Work request »
Exclude the pictures, then repeat the remaining data exactly.

Exercise inputs »
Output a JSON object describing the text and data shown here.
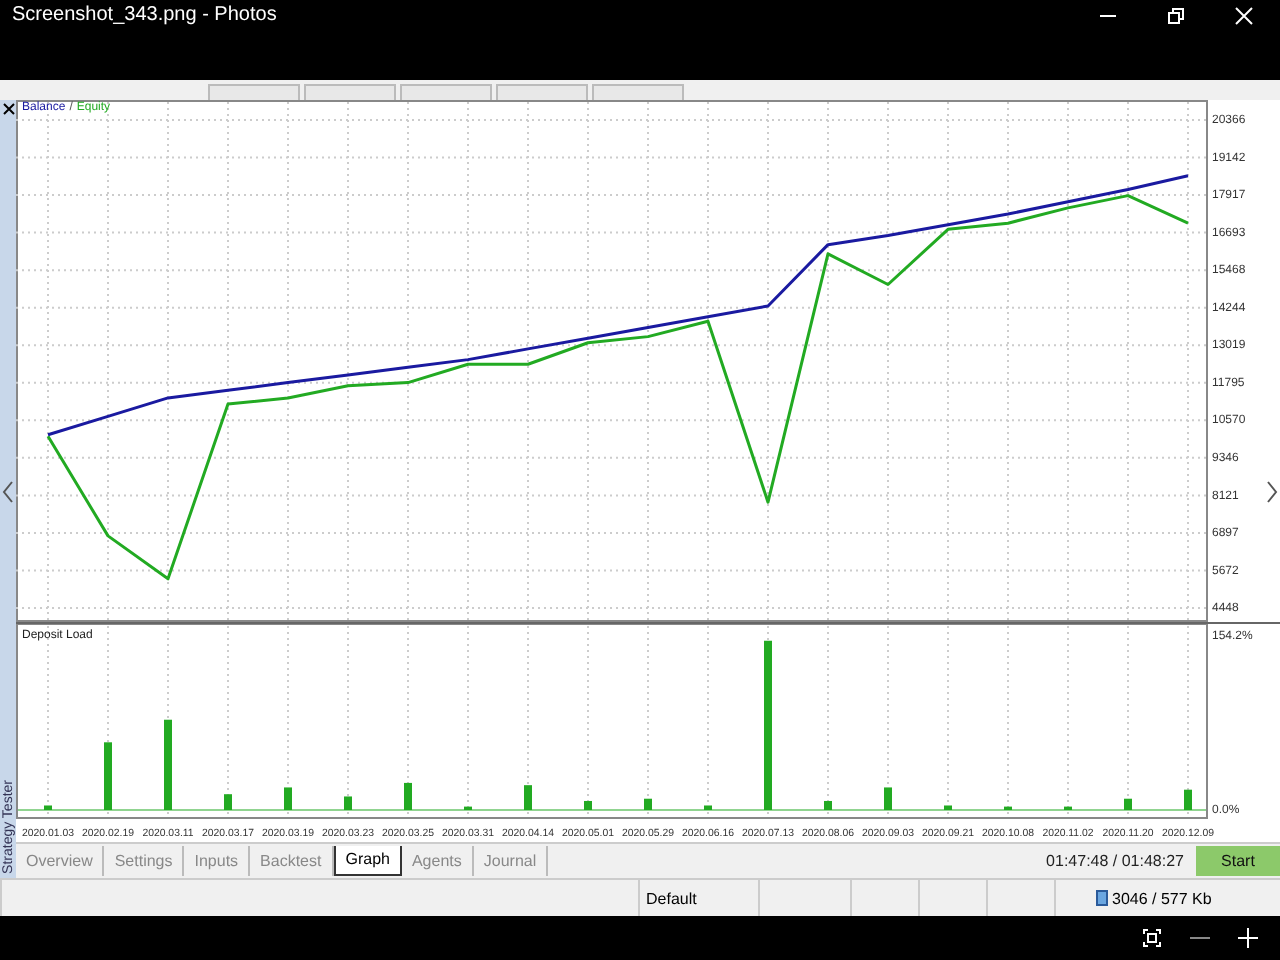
{
  "window": {
    "title": "Screenshot_343.png - Photos"
  },
  "balance_chart": {
    "separator": "/",
    "chart_data": {
      "type": "line",
      "grid": true,
      "series": [
        {
          "name": "Balance",
          "color": "#1a1aa0",
          "values": [
            10100,
            10700,
            11300,
            11550,
            11800,
            12050,
            12300,
            12550,
            12900,
            13250,
            13600,
            13950,
            14300,
            16300,
            16600,
            16950,
            17300,
            17700,
            18100,
            18550
          ]
        },
        {
          "name": "Equity",
          "color": "#22aa22",
          "values": [
            10050,
            6800,
            5400,
            11100,
            11300,
            11700,
            11800,
            12400,
            12400,
            13100,
            13300,
            13800,
            7900,
            16000,
            15000,
            16800,
            17000,
            17500,
            17900,
            17000
          ]
        }
      ],
      "ylim": [
        4448,
        20366
      ],
      "yticks": [
        20366,
        19142,
        17917,
        16693,
        15468,
        14244,
        13019,
        11795,
        10570,
        9346,
        8121,
        6897,
        5672,
        4448
      ]
    }
  },
  "load_chart": {
    "title": "Deposit Load",
    "chart_data": {
      "type": "bar",
      "grid": true,
      "categories": [
        "2020.01.03",
        "2020.02.19",
        "2020.03.11",
        "2020.03.17",
        "2020.03.19",
        "2020.03.23",
        "2020.03.25",
        "2020.03.31",
        "2020.04.14",
        "2020.05.01",
        "2020.05.29",
        "2020.06.16",
        "2020.07.13",
        "2020.08.06",
        "2020.09.03",
        "2020.09.21",
        "2020.10.08",
        "2020.11.02",
        "2020.11.20",
        "2020.12.09"
      ],
      "values": [
        4,
        60,
        80,
        14,
        20,
        12,
        24,
        3,
        22,
        8,
        10,
        4,
        150,
        8,
        20,
        4,
        3,
        3,
        10,
        18
      ],
      "ylim": [
        0,
        154.2
      ],
      "yticks": [
        {
          "value": 0,
          "label": "0.0%"
        },
        {
          "value": 154.2,
          "label": "154.2%"
        }
      ]
    }
  },
  "side_label": "Strategy Tester",
  "tabs": [
    {
      "label": "Overview",
      "selected": false
    },
    {
      "label": "Settings",
      "selected": false
    },
    {
      "label": "Inputs",
      "selected": false
    },
    {
      "label": "Backtest",
      "selected": false
    },
    {
      "label": "Graph",
      "selected": true
    },
    {
      "label": "Agents",
      "selected": false
    },
    {
      "label": "Journal",
      "selected": false
    }
  ],
  "timer": "01:47:48 / 01:48:27",
  "start_button": "Start",
  "status_bar": {
    "profile": "Default",
    "traffic": "3046 / 577 Kb"
  }
}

Solution to this exercise »
Output a JSON object describing the text and data shown here.
{
  "window": {
    "title": "Screenshot_343.png - Photos"
  },
  "balance_chart": {
    "separator": "/",
    "chart_data": {
      "type": "line",
      "grid": true,
      "series": [
        {
          "name": "Balance",
          "color": "#1a1aa0",
          "values": [
            10100,
            10700,
            11300,
            11550,
            11800,
            12050,
            12300,
            12550,
            12900,
            13250,
            13600,
            13950,
            14300,
            16300,
            16600,
            16950,
            17300,
            17700,
            18100,
            18550
          ]
        },
        {
          "name": "Equity",
          "color": "#22aa22",
          "values": [
            10050,
            6800,
            5400,
            11100,
            11300,
            11700,
            11800,
            12400,
            12400,
            13100,
            13300,
            13800,
            7900,
            16000,
            15000,
            16800,
            17000,
            17500,
            17900,
            17000
          ]
        }
      ],
      "ylim": [
        4448,
        20366
      ],
      "yticks": [
        20366,
        19142,
        17917,
        16693,
        15468,
        14244,
        13019,
        11795,
        10570,
        9346,
        8121,
        6897,
        5672,
        4448
      ]
    }
  },
  "load_chart": {
    "title": "Deposit Load",
    "chart_data": {
      "type": "bar",
      "grid": true,
      "categories": [
        "2020.01.03",
        "2020.02.19",
        "2020.03.11",
        "2020.03.17",
        "2020.03.19",
        "2020.03.23",
        "2020.03.25",
        "2020.03.31",
        "2020.04.14",
        "2020.05.01",
        "2020.05.29",
        "2020.06.16",
        "2020.07.13",
        "2020.08.06",
        "2020.09.03",
        "2020.09.21",
        "2020.10.08",
        "2020.11.02",
        "2020.11.20",
        "2020.12.09"
      ],
      "values": [
        4,
        60,
        80,
        14,
        20,
        12,
        24,
        3,
        22,
        8,
        10,
        4,
        150,
        8,
        20,
        4,
        3,
        3,
        10,
        18
      ],
      "ylim": [
        0,
        154.2
      ],
      "yticks": [
        {
          "value": 0,
          "label": "0.0%"
        },
        {
          "value": 154.2,
          "label": "154.2%"
        }
      ]
    }
  },
  "side_label": "Strategy Tester",
  "tabs": [
    {
      "label": "Overview",
      "selected": false
    },
    {
      "label": "Settings",
      "selected": false
    },
    {
      "label": "Inputs",
      "selected": false
    },
    {
      "label": "Backtest",
      "selected": false
    },
    {
      "label": "Graph",
      "selected": true
    },
    {
      "label": "Agents",
      "selected": false
    },
    {
      "label": "Journal",
      "selected": false
    }
  ],
  "timer": "01:47:48 / 01:48:27",
  "start_button": "Start",
  "status_bar": {
    "profile": "Default",
    "traffic": "3046 / 577 Kb"
  }
}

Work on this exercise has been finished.